# Instructions to follow:
Wherever a line in the data holds the word "this", pull that line out.

# Data for review:

========================

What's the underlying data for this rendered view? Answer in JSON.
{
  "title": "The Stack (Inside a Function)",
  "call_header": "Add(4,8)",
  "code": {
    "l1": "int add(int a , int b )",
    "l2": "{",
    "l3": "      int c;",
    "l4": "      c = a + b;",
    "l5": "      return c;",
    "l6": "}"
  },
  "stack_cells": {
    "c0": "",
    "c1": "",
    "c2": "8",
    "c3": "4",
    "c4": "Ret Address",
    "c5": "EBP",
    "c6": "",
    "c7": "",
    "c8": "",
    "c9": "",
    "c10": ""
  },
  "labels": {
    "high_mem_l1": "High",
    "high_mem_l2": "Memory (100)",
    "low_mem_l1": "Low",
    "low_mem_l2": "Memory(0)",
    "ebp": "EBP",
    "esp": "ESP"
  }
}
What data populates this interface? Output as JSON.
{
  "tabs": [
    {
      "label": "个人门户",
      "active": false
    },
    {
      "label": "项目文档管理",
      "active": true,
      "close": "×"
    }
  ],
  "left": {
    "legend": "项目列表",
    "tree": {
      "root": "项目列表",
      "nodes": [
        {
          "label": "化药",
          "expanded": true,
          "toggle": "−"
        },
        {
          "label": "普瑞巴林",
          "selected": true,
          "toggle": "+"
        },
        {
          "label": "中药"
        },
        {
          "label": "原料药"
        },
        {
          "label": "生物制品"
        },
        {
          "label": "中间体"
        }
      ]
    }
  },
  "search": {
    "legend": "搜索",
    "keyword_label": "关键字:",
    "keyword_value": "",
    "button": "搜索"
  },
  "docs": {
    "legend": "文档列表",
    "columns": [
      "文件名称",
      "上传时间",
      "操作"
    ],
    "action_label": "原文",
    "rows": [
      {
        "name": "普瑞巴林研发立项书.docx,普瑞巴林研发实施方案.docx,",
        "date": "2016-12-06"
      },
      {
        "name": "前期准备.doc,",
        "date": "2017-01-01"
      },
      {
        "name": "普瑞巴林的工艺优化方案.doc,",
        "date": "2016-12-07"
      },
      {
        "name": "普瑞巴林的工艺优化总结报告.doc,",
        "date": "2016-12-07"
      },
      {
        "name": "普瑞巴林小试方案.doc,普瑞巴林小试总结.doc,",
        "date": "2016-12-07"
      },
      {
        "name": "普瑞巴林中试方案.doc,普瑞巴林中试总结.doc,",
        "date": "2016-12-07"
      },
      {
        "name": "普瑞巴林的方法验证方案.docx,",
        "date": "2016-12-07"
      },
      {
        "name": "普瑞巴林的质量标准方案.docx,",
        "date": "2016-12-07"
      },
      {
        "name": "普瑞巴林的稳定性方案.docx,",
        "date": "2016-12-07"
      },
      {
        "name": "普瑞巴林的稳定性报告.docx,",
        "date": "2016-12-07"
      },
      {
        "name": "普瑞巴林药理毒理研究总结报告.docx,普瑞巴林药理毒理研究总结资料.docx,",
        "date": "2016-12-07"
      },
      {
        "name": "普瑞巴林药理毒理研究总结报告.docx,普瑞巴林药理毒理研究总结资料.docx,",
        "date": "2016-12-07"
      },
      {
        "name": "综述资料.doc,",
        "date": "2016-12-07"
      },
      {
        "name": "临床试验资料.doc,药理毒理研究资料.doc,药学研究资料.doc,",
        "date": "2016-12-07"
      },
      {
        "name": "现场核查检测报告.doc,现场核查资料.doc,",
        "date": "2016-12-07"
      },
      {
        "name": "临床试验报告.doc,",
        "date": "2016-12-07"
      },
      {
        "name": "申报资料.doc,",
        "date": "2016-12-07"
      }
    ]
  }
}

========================

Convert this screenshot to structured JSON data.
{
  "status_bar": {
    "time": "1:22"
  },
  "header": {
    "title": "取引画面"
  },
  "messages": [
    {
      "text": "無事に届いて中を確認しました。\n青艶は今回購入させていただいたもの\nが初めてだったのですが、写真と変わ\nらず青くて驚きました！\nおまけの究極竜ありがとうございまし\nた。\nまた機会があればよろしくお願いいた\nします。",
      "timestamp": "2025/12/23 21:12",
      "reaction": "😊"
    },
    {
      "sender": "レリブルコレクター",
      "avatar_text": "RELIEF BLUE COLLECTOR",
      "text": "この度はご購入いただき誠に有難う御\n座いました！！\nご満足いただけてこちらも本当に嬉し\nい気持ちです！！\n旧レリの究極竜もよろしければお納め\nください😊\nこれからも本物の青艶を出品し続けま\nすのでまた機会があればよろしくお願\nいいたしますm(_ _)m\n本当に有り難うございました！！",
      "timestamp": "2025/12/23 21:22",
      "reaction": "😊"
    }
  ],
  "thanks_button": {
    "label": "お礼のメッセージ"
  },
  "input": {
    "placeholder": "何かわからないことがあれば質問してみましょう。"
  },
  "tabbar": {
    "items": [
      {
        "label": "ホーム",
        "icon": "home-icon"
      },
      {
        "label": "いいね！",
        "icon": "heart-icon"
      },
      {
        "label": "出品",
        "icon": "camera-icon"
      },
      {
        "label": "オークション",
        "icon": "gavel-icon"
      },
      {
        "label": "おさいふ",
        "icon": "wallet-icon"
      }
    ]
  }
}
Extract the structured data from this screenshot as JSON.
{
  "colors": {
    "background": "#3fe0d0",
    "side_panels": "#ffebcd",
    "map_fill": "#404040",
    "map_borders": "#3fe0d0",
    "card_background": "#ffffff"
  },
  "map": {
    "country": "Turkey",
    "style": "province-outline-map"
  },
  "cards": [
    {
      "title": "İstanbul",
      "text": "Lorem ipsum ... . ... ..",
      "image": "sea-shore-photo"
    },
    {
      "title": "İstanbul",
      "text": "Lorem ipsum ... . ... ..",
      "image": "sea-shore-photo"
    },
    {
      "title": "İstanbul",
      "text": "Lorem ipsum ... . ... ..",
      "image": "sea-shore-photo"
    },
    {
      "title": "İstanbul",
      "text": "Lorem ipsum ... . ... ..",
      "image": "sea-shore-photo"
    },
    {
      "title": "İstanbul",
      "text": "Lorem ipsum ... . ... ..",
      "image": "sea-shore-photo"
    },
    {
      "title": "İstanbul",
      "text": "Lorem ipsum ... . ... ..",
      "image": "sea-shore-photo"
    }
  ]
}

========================

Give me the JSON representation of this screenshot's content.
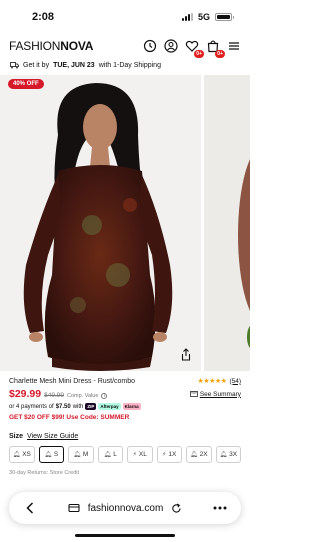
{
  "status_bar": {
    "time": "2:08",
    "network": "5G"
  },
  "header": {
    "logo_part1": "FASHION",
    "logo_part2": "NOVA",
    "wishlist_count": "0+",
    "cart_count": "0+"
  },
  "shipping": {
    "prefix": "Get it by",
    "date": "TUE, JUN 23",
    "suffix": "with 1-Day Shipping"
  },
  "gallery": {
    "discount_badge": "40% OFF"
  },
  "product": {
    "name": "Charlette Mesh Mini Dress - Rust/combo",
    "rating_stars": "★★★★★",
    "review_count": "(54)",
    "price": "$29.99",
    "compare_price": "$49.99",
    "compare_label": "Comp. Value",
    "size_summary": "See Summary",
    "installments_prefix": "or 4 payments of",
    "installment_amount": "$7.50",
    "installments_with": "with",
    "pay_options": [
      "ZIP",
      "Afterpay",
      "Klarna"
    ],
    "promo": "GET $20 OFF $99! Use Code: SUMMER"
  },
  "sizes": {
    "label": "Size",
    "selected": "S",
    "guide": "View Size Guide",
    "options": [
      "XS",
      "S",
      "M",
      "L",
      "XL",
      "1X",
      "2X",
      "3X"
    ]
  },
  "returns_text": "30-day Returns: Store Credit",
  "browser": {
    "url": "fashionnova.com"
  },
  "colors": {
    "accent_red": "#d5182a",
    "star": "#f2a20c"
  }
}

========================

# Task solution:
What's the underlying data for this rendered view? Answer in JSON.
What data populates this interface? Output as JSON.
Convert this screenshot to structured JSON data.
Extract the structured data from this screenshot as JSON.
Give me the JSON representation of this screenshot's content.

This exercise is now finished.